### INFORMATION GIVEN
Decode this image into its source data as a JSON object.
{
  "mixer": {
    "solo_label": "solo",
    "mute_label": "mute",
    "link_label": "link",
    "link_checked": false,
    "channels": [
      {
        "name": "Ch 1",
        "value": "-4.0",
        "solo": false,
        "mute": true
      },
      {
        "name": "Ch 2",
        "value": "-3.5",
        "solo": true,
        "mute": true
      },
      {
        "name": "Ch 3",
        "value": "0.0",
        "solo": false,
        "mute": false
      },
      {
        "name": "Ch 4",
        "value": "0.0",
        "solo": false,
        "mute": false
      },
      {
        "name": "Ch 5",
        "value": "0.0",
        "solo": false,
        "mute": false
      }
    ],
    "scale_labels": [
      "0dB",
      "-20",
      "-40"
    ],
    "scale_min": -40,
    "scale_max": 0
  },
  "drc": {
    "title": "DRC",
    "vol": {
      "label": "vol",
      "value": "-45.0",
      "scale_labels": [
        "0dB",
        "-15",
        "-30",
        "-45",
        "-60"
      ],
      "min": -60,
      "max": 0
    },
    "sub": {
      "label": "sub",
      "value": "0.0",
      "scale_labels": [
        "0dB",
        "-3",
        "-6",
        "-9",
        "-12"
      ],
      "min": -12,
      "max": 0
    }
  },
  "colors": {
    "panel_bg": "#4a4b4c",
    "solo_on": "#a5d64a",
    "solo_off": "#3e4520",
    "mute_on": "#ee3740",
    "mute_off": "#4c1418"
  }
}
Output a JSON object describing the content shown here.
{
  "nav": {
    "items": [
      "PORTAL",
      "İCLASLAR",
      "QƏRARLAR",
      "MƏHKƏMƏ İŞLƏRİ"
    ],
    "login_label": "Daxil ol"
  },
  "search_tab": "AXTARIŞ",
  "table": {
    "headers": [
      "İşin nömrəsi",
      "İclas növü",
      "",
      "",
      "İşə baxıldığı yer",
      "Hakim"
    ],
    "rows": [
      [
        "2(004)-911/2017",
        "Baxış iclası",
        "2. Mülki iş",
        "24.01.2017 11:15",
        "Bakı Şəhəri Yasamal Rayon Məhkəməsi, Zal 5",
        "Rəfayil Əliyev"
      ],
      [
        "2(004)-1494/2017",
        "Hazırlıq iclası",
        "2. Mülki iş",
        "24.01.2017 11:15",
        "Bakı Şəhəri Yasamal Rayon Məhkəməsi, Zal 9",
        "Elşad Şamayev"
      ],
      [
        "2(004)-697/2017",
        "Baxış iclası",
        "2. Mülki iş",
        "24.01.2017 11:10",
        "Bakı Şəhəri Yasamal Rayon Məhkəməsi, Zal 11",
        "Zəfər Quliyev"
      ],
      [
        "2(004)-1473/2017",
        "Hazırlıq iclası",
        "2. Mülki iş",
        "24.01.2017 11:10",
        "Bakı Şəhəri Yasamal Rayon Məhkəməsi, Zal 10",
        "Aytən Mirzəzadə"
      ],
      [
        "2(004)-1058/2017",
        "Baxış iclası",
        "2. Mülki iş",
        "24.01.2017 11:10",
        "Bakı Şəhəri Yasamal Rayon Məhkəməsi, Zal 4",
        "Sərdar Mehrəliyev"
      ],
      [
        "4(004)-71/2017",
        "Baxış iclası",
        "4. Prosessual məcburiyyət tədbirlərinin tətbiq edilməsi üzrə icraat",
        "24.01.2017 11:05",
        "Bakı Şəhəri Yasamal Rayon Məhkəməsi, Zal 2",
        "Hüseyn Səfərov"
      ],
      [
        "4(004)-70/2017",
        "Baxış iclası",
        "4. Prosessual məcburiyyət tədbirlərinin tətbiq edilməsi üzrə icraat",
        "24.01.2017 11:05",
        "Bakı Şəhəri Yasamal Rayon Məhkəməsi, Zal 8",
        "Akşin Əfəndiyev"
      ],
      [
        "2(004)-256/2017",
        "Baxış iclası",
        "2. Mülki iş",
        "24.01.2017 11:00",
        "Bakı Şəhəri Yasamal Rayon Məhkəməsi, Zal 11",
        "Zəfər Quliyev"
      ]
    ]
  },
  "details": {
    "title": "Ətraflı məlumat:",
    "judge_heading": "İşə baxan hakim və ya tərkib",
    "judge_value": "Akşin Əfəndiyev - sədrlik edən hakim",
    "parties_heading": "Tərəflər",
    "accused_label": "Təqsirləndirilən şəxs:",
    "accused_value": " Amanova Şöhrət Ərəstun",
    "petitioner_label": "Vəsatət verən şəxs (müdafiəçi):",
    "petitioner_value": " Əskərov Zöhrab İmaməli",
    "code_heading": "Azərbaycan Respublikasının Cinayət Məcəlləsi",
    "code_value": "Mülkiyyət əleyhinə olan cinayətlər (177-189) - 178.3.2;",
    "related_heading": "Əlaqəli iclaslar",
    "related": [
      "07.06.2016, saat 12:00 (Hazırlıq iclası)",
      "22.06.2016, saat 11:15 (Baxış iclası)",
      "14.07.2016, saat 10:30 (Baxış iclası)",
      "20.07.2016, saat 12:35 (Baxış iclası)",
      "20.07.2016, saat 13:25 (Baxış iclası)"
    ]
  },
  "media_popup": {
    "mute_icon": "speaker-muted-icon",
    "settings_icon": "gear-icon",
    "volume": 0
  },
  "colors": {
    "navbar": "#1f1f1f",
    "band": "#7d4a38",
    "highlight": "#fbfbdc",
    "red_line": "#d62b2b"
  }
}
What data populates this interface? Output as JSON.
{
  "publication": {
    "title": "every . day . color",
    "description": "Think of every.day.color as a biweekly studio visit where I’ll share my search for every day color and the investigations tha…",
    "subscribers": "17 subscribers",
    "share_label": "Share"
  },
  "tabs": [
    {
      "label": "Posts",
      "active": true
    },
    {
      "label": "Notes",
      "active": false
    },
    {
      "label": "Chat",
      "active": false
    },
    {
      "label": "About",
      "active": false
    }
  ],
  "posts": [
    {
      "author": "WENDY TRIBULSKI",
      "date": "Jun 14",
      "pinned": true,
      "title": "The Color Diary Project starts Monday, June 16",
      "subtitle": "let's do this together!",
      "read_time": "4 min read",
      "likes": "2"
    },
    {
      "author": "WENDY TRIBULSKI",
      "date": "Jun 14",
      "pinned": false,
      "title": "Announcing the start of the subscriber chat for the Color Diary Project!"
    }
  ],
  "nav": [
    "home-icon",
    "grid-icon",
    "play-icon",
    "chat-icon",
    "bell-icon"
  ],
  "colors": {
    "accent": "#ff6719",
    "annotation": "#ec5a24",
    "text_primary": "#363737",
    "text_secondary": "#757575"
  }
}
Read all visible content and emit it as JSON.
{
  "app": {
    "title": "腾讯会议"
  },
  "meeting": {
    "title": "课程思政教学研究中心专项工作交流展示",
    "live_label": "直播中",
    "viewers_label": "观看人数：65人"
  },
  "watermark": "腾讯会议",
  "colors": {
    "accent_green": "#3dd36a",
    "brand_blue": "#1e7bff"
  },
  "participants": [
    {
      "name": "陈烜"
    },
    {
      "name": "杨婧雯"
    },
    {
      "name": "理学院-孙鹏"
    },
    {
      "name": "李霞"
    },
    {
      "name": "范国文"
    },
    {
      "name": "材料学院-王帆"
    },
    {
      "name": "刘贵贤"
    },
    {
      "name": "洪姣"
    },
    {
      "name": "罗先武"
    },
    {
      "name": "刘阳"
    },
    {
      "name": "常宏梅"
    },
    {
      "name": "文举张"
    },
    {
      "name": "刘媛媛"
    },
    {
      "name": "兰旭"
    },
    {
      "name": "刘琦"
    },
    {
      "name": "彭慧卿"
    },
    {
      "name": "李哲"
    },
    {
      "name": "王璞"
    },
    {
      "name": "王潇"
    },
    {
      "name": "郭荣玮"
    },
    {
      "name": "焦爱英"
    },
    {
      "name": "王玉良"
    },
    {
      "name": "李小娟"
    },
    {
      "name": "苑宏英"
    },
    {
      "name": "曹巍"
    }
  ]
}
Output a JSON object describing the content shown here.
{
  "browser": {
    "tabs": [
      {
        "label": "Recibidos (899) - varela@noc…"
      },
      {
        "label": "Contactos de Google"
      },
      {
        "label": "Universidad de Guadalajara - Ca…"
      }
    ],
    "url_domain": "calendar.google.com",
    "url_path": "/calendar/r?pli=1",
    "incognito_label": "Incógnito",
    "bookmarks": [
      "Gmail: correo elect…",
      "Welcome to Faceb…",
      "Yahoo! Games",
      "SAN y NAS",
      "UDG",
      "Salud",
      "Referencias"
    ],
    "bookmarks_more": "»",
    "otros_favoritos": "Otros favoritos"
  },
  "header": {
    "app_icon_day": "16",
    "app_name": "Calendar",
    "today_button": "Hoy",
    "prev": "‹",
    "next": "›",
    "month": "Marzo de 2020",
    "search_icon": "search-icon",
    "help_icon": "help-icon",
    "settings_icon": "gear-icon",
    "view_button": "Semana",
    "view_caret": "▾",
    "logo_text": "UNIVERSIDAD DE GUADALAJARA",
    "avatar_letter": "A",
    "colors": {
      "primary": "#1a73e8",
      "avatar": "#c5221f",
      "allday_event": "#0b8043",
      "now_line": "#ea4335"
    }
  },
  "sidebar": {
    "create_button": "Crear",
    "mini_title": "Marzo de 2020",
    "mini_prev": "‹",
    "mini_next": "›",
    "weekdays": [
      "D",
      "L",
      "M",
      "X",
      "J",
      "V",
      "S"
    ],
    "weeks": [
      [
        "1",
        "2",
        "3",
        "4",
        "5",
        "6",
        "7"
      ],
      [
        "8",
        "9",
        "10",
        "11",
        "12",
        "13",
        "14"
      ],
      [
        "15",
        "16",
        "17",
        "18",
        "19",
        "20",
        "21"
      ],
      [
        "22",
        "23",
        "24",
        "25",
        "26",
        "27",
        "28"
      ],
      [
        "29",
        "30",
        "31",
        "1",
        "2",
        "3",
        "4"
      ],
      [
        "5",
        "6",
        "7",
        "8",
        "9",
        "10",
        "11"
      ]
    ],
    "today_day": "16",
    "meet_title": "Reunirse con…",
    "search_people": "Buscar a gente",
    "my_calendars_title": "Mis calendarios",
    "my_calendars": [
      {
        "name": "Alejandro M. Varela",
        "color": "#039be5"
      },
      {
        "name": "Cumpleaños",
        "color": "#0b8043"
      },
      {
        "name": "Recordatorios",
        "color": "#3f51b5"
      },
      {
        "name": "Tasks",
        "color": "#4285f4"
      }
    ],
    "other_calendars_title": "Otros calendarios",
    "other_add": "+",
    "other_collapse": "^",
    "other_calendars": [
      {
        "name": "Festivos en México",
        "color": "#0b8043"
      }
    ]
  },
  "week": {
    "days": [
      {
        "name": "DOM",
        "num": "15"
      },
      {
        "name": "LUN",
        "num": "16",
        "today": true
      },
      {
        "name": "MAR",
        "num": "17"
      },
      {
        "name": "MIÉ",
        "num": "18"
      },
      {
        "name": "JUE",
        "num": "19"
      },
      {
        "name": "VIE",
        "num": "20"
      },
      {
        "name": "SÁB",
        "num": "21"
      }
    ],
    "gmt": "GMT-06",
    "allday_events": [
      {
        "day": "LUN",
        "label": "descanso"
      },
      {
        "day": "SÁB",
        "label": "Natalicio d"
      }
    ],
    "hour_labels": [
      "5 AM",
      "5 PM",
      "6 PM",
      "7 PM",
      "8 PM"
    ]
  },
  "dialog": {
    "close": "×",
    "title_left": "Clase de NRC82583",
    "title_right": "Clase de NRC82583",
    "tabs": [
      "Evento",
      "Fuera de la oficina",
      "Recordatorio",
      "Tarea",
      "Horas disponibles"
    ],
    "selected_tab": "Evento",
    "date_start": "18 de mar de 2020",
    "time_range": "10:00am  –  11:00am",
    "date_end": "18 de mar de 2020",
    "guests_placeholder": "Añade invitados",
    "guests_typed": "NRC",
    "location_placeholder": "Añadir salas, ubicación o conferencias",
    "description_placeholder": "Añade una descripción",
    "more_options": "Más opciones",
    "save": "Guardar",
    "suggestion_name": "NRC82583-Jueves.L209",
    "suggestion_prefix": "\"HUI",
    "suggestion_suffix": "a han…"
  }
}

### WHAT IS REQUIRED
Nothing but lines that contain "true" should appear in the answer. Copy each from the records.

### ANSWER FOR THIS EXERCISE
        "mute": true
        "solo": true,
        "mute": true
      "active": true
      "pinned": true,
        "today": true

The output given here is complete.